Best 1921 Adventures (6)
February 11, 2016
One in a series of 10 posts identifying Josh Glenn’s favorite 1921 adventure novels. Happy 95th anniversary!
Rafael Sabatini’s historical adventure Scaramouche.
When a cynical young Breton lawyer, Andre-Louis Moreau, denounces the aristocracy — this is shortly before the outbreak of the French Revolution — in front of a riled-up crowd, he becomes a wanted man. He joins a troupe of travelling Commedia dell’Arte actors, assuming the stock character of Scaramouche — a scheming rogue who clownishly burlesques his aristocratic superiors. However, Moreau’s true identity is discovered and he is forced to go into hiding. He bluffs his way into an apprenticeship with the Master of Arms at a fencing academy — and, over time, he becomes a dangerously skillful swordsman. During the Revolution, Moreau emerges from hiding and goes into politics… he has become an idealist! However, he must fight a duel to the death with an old adversary.
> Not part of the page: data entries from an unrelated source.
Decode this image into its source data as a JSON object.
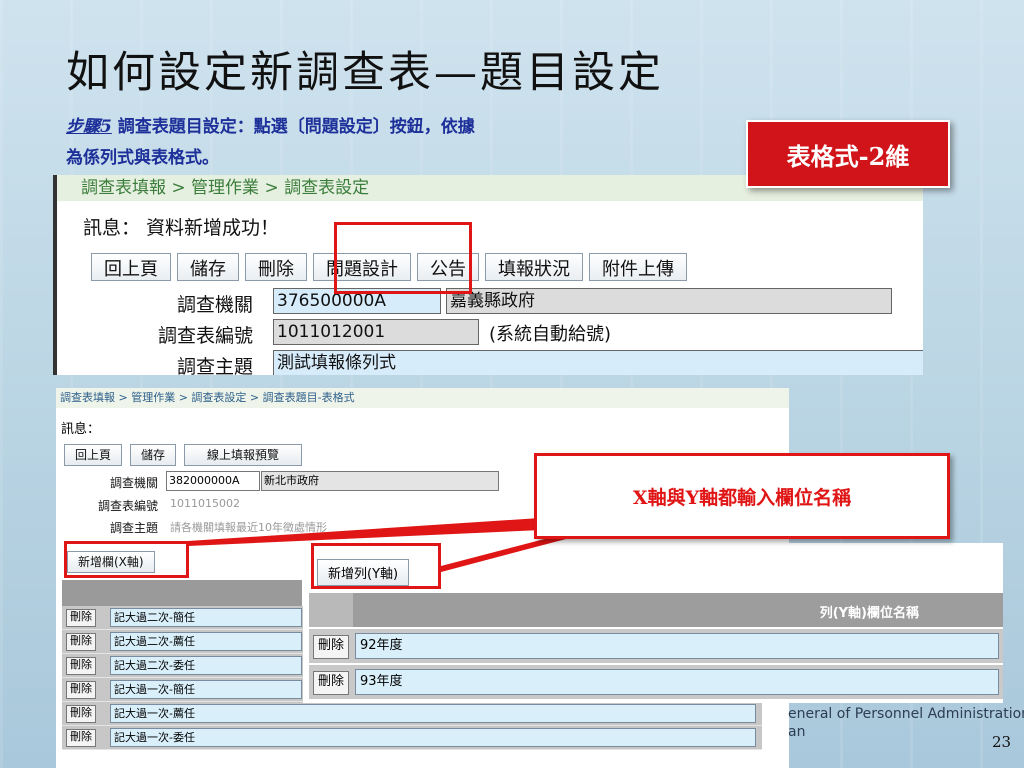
{
  "slide": {
    "title": "如何設定新調查表—題目設定",
    "step_lead": "步驟5",
    "step_text": " 調查表題目設定：點選〔問題設定〕按鈕，依據",
    "step_text2": "為係列式與表格式。",
    "badge": "表格式-2維",
    "callout": "X軸與Y軸都輸入欄位名稱",
    "footer_line1": "eneral of Personnel Administration,",
    "footer_line2": "an",
    "page_number": "23"
  },
  "panel_top": {
    "breadcrumb": "調查表填報 > 管理作業 > 調查表設定",
    "message": "訊息： 資料新增成功！",
    "buttons": [
      "回上頁",
      "儲存",
      "刪除",
      "問題設計",
      "公告",
      "填報狀況",
      "附件上傳"
    ],
    "rows": [
      {
        "label": "調查機關",
        "code": "376500000A",
        "value": "嘉義縣政府"
      },
      {
        "label": "調查表編號",
        "code": "1011012001",
        "value": "(系統自動給號)"
      },
      {
        "label": "調查主題",
        "value": "測試填報條列式"
      }
    ]
  },
  "panel_bottom": {
    "breadcrumb": "調查表填報 > 管理作業 > 調查表設定 > 調查表題目-表格式",
    "message": "訊息：",
    "buttons": [
      "回上頁",
      "儲存",
      "線上填報預覽"
    ],
    "rows": [
      {
        "label": "調查機關",
        "code": "382000000A",
        "value": "新北市政府"
      },
      {
        "label": "調查表編號",
        "value": "1011015002"
      },
      {
        "label": "調查主題",
        "value": "請各機關填報最近10年徵處情形"
      }
    ],
    "add_col_button": "新增欄(X軸)",
    "delete_label": "刪除",
    "x_items": [
      "記大過二次-簡任",
      "記大過二次-薦任",
      "記大過二次-委任",
      "記大過一次-簡任",
      "記大過一次-薦任",
      "記大過一次-委任"
    ]
  },
  "panel_y": {
    "add_row_button": "新增列(Y軸)",
    "column_header": "列(Y軸)欄位名稱",
    "delete_label": "刪除",
    "y_items": [
      "92年度",
      "93年度"
    ]
  }
}
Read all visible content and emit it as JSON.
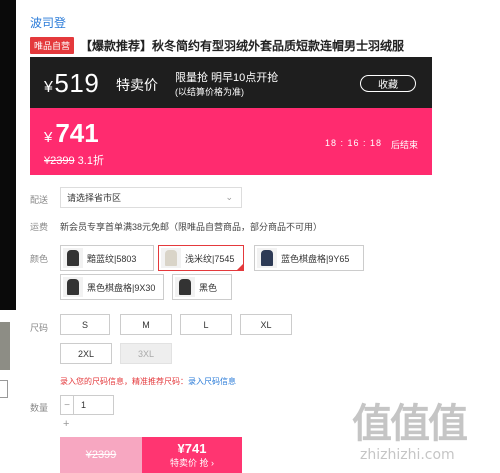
{
  "shop": {
    "brand": "波司登"
  },
  "product": {
    "badge": "唯品自营",
    "title": "【爆款推荐】秋冬简约有型羽绒外套品质短款连帽男士羽绒服"
  },
  "flash_sale": {
    "currency": "¥",
    "sale_price": "519",
    "sale_label": "特卖价",
    "limit_line1": "限量抢 明早10点开抢",
    "limit_line2": "(以结算价格为准)",
    "favorite_label": "收藏",
    "current_price": "741",
    "original_price": "¥2399",
    "discount": "3.1折",
    "countdown": "18 : 16 : 18",
    "countdown_suffix": "后结束"
  },
  "delivery": {
    "label": "配送",
    "value": "请选择省市区",
    "arrow": "⌄"
  },
  "freight": {
    "label": "运费",
    "text": "新会员专享首单满38元免邮（限唯品自营商品，部分商品不可用）"
  },
  "colors": {
    "label": "颜色",
    "options": [
      {
        "name": "黯蓝纹|5803",
        "selected": false
      },
      {
        "name": "浅米纹|7545",
        "selected": true
      },
      {
        "name": "蓝色棋盘格|9Y65",
        "selected": false
      },
      {
        "name": "黑色棋盘格|9X30",
        "selected": false
      },
      {
        "name": "黑色",
        "selected": false
      }
    ]
  },
  "sizes": {
    "label": "尺码",
    "options": [
      {
        "name": "S",
        "disabled": false
      },
      {
        "name": "M",
        "disabled": false
      },
      {
        "name": "L",
        "disabled": false
      },
      {
        "name": "XL",
        "disabled": false
      },
      {
        "name": "2XL",
        "disabled": false
      },
      {
        "name": "3XL",
        "disabled": true
      }
    ],
    "info_text": "录入您的尺码信息，精准推荐尺码：",
    "info_link": "录入尺码信息"
  },
  "quantity": {
    "label": "数量",
    "minus": "−",
    "value": "1",
    "plus": "+"
  },
  "actions": {
    "original_btn": "¥2399",
    "buy_price": "¥741",
    "buy_label": "特卖价 抢 ›"
  },
  "watermark": {
    "chars": "值值值",
    "url": "zhizhizhi.com"
  },
  "colors_theme": {
    "brand_pink": "#ff2b6f",
    "dark_bar": "#1e1e1e",
    "accent_red": "#e4393c",
    "link_blue": "#2a7bd8"
  }
}
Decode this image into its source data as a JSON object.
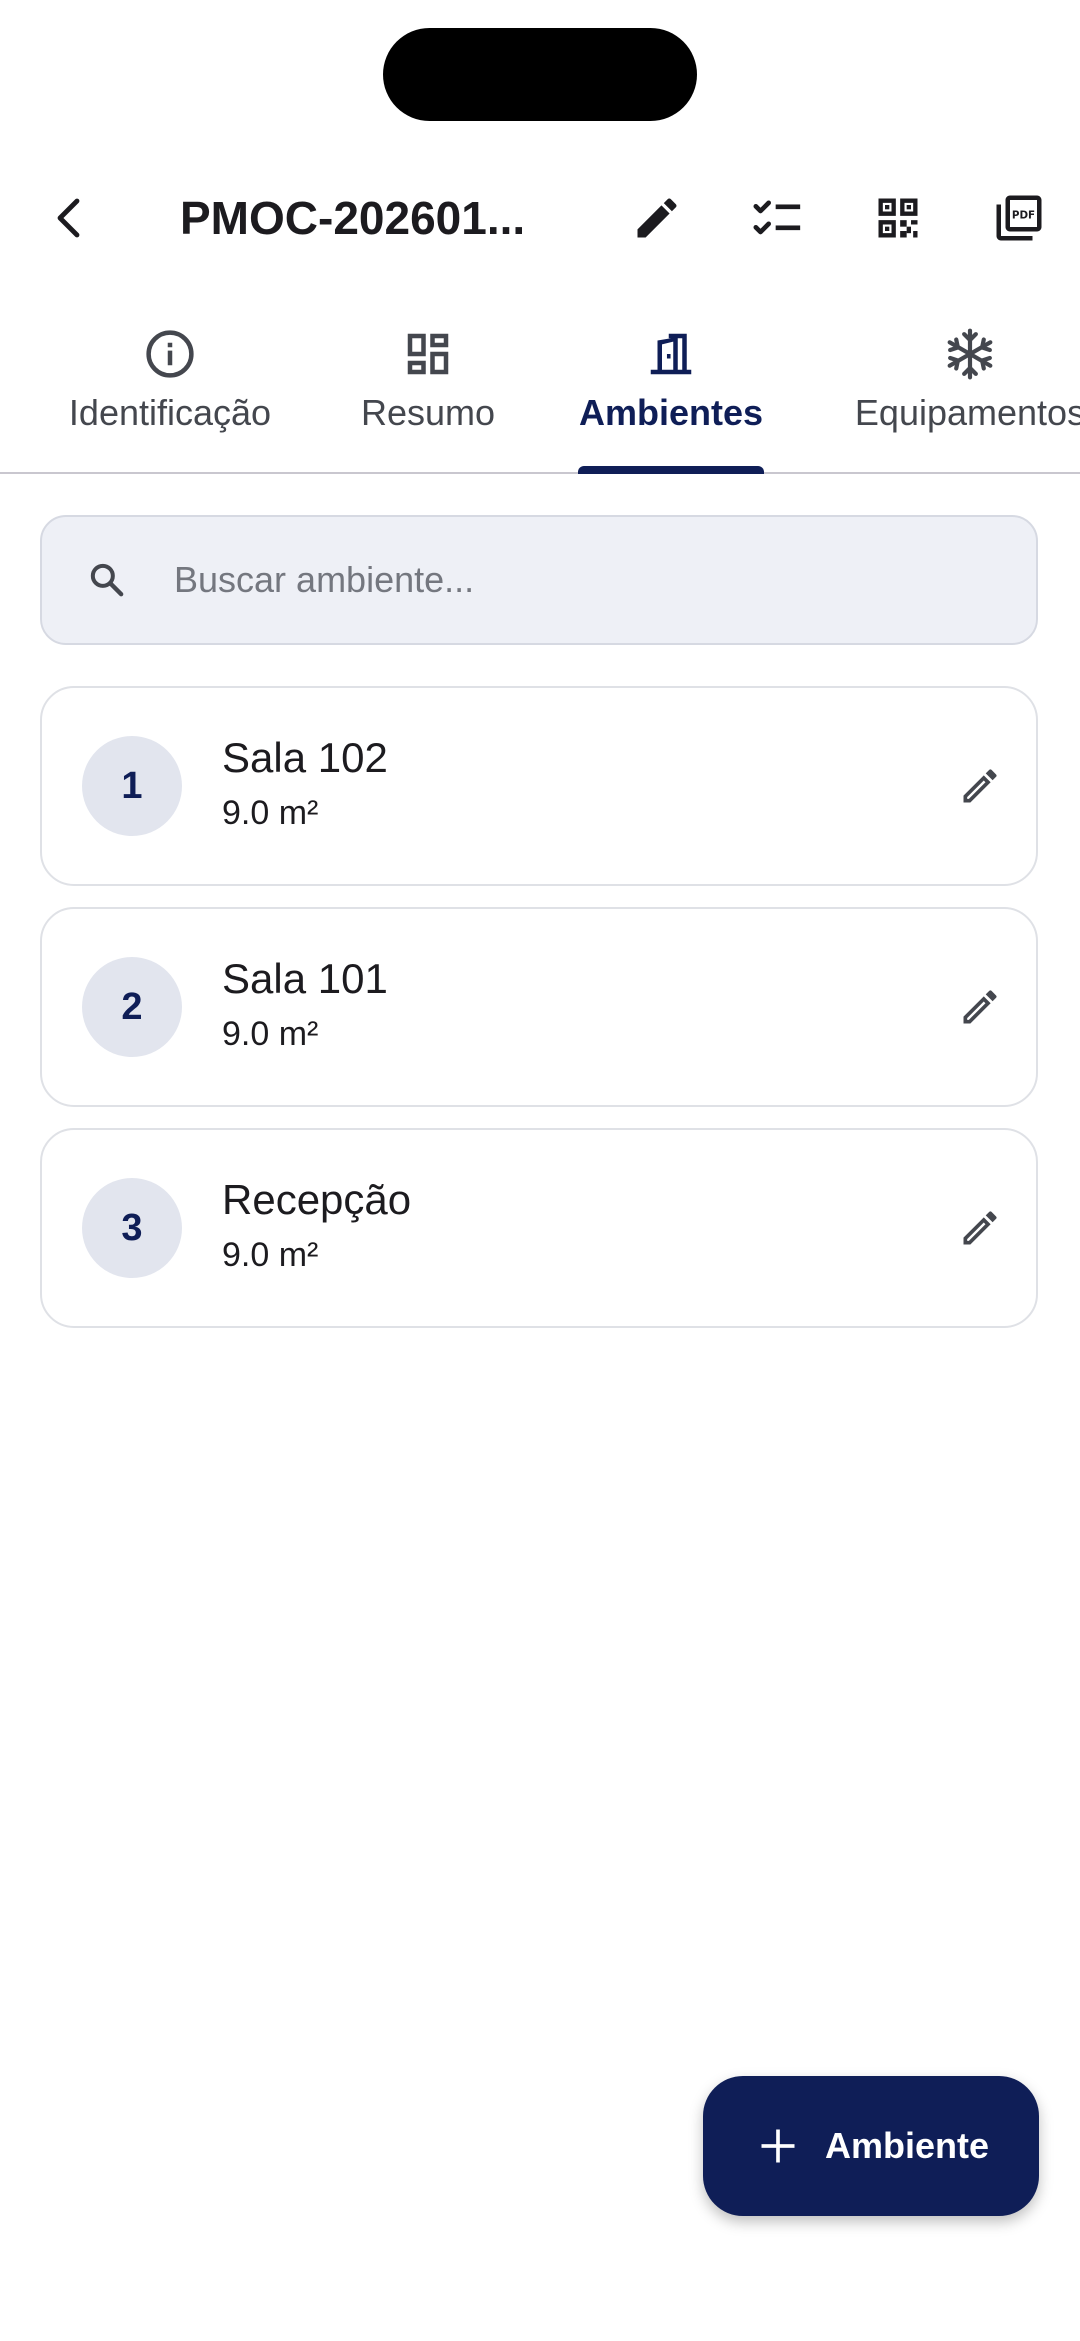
{
  "app_bar": {
    "title": "PMOC-202601...",
    "icons": {
      "back": "arrow-back-icon",
      "edit": "pencil-icon",
      "checklist": "checklist-icon",
      "qr": "qr-code-icon",
      "pdf": "pdf-icon"
    }
  },
  "tabs": [
    {
      "label": "Identificação",
      "icon": "info-icon",
      "active": false
    },
    {
      "label": "Resumo",
      "icon": "dashboard-icon",
      "active": false
    },
    {
      "label": "Ambientes",
      "icon": "door-icon",
      "active": true
    },
    {
      "label": "Equipamentos",
      "icon": "snowflake-icon",
      "active": false
    }
  ],
  "search": {
    "placeholder": "Buscar ambiente...",
    "value": ""
  },
  "rooms": [
    {
      "index": "1",
      "name": "Sala 102",
      "area": "9.0 m²"
    },
    {
      "index": "2",
      "name": "Sala 101",
      "area": "9.0 m²"
    },
    {
      "index": "3",
      "name": "Recepção",
      "area": "9.0 m²"
    }
  ],
  "fab": {
    "label": "Ambiente",
    "icon": "plus-icon"
  },
  "colors": {
    "primary": "#0f1e57",
    "surface": "#ffffff",
    "search_bg": "#eef0f6",
    "badge_bg": "#e2e5ee",
    "divider": "#c9c7cf"
  }
}
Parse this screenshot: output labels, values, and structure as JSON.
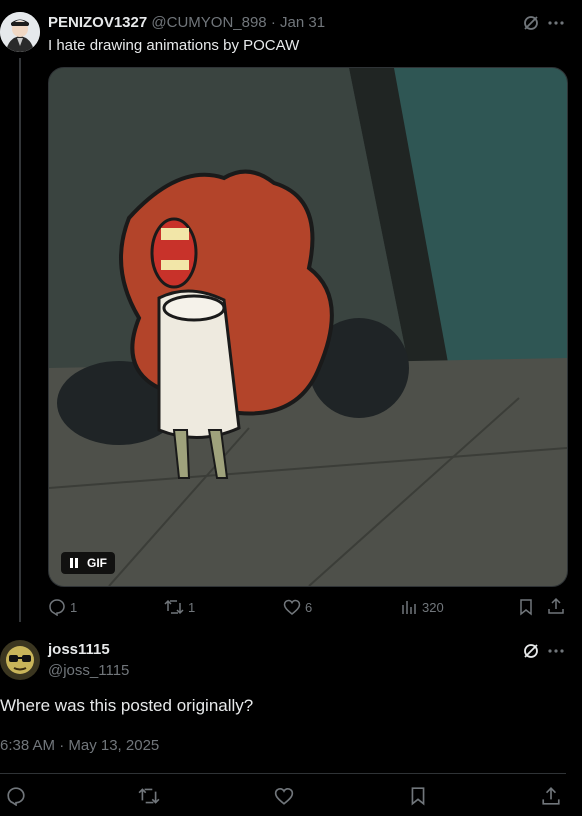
{
  "post": {
    "display_name": "PENIZOV1327",
    "handle": "@CUMYON_898",
    "separator": "·",
    "date": "Jan 31",
    "text": "I hate drawing animations by POCAW",
    "gif_label": "GIF",
    "actions": {
      "replies": "1",
      "reposts": "1",
      "likes": "6",
      "views": "320"
    }
  },
  "reply": {
    "display_name": "joss1115",
    "handle": "@joss_1115",
    "text": "Where was this posted originally?",
    "timestamp": "6:38 AM · May 13, 2025"
  },
  "icons": {
    "grok": "grok-icon",
    "more": "more-icon",
    "reply": "reply-icon",
    "repost": "repost-icon",
    "like": "heart-icon",
    "views": "views-icon",
    "bookmark": "bookmark-icon",
    "share": "share-icon",
    "pause": "pause-icon"
  },
  "colors": {
    "background": "#000000",
    "text": "#e7e9ea",
    "muted": "#71767b",
    "divider": "#2f3336"
  }
}
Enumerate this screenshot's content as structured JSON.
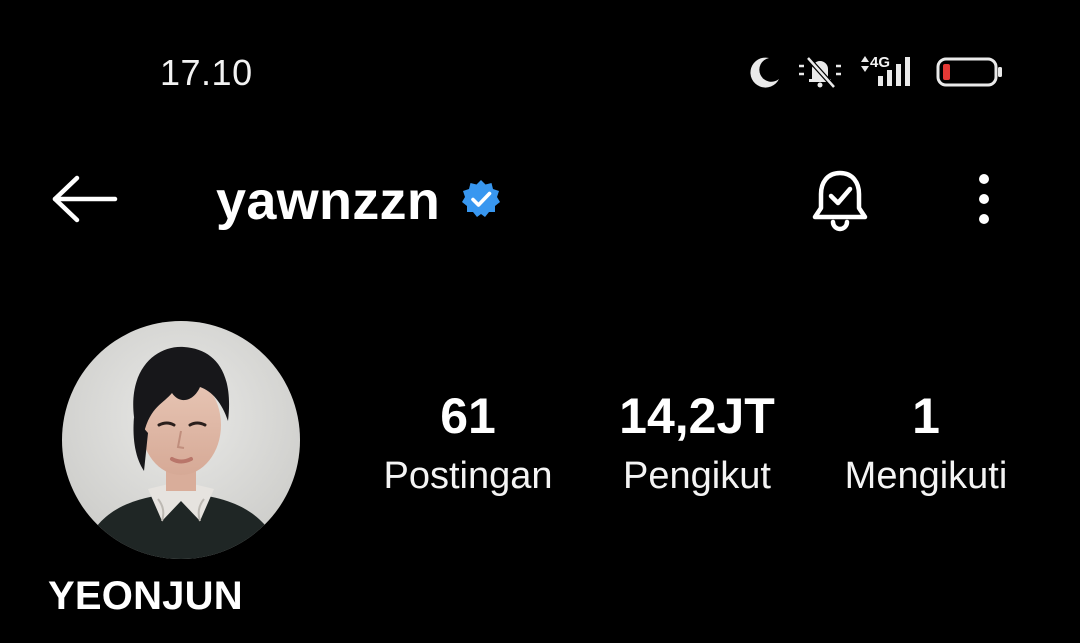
{
  "status_bar": {
    "time": "17.10",
    "network": "4G",
    "icons": [
      "moon-icon",
      "bell-off-icon",
      "signal-icon",
      "battery-low-icon"
    ],
    "battery_color": "#e53935"
  },
  "header": {
    "username": "yawnzzn",
    "verified": true,
    "verified_color": "#3897f0",
    "icons": [
      "back-arrow-icon",
      "bell-check-icon",
      "more-vertical-icon"
    ]
  },
  "profile": {
    "display_name": "YEONJUN",
    "avatar_description": "profile-photo"
  },
  "stats": [
    {
      "value": "61",
      "label": "Postingan"
    },
    {
      "value": "14,2JT",
      "label": "Pengikut"
    },
    {
      "value": "1",
      "label": "Mengikuti"
    }
  ]
}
Fun fact: Scaramouche was worldwide bestseller for Sabatini, rivaled only by his other adventures, including The Sea Hawk (1915) and Captain Blood (1922). The novel was adapted into a 1923 swashbuckling movie starring Ramón Novarro.